Debunking myths on immigrant education
The Washington Post - Political Bookworm
Washington is finally returning to the No Child Left Behind Act, the controversial federal funding law adopted in 2001 with bipartisan congressional support. The program’s mandates on student testing and school accountability have faced a range of criticism. For the nation’s more than 5 million immigrant children who lack proficiency in English, the mandates are particularly worrisome because they promote English-only instruction at the expense of bilingual skills. This approach, however, is based on myths about bilingualism and dual language instruction and suffers from an absence of solid research.

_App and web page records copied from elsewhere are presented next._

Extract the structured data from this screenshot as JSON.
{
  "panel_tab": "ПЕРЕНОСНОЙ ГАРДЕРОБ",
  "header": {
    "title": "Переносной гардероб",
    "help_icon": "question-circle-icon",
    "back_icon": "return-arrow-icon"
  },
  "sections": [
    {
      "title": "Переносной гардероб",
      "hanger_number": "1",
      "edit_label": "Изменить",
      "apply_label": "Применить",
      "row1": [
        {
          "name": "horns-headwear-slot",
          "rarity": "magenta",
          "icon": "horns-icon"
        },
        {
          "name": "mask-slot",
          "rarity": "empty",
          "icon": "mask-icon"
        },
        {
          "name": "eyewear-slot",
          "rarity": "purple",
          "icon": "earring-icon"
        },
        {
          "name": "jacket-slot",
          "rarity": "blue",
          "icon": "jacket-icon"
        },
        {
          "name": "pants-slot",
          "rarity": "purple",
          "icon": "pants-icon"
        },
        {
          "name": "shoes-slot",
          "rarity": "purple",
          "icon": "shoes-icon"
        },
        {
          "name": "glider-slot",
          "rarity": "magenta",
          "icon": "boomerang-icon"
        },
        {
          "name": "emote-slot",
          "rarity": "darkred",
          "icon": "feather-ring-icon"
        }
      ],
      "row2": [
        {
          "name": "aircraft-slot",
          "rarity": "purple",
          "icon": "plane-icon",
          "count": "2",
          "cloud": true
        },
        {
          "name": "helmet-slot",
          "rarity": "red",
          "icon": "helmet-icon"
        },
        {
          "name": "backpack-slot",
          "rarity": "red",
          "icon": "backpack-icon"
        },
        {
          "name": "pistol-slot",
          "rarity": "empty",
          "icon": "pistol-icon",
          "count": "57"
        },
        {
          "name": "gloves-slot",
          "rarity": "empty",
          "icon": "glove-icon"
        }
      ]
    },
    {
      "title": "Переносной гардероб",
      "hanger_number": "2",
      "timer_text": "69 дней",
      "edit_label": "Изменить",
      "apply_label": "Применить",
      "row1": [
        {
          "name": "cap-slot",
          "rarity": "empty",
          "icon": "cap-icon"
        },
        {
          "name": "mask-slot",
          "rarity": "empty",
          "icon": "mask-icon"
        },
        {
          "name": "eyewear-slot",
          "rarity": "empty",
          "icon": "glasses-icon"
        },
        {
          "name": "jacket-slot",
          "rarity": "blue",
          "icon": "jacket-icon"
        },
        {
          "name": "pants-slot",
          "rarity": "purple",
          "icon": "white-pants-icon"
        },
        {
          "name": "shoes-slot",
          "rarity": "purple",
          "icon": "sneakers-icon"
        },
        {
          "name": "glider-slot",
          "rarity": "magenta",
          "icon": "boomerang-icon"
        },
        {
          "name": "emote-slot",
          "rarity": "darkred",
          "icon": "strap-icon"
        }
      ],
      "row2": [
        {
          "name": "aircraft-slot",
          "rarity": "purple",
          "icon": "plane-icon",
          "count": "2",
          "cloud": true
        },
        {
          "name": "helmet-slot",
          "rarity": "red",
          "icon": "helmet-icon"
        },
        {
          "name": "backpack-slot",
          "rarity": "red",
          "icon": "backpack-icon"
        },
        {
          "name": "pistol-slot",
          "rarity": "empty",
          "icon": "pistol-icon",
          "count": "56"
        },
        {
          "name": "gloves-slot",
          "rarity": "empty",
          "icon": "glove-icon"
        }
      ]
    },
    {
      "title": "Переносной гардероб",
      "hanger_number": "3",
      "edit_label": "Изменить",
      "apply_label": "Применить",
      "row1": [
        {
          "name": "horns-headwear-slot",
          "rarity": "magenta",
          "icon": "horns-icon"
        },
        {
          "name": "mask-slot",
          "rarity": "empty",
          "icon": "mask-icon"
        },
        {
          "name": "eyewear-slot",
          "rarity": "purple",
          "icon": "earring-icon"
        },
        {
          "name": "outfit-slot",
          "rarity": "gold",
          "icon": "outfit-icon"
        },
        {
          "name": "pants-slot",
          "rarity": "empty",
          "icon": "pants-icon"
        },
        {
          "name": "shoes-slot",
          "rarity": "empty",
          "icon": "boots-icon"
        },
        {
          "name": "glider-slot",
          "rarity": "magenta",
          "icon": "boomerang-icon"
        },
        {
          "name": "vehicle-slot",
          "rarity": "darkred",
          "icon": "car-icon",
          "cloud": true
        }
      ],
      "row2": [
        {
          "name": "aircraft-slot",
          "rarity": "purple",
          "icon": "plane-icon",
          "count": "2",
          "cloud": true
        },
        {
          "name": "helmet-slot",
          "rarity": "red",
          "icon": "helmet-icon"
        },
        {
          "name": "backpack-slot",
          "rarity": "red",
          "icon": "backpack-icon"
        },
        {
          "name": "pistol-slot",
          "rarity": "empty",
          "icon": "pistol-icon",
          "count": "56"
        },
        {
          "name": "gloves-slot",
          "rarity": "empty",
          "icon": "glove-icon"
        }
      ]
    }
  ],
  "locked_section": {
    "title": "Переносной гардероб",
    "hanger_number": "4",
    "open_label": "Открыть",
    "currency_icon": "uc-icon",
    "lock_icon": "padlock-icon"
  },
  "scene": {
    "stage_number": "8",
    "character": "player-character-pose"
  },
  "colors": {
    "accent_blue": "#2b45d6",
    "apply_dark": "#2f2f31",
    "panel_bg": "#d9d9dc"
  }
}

One of the oldest -- and now widely discredited -- arguments holds that bilingualism is potentially harmful to cognition and learning. But recent findings suggest that, in fact, bilingualism enhances mental flexibility, creative thinking, and the capacity to read social cues. It may even protect individuals from cognitive decline as they age.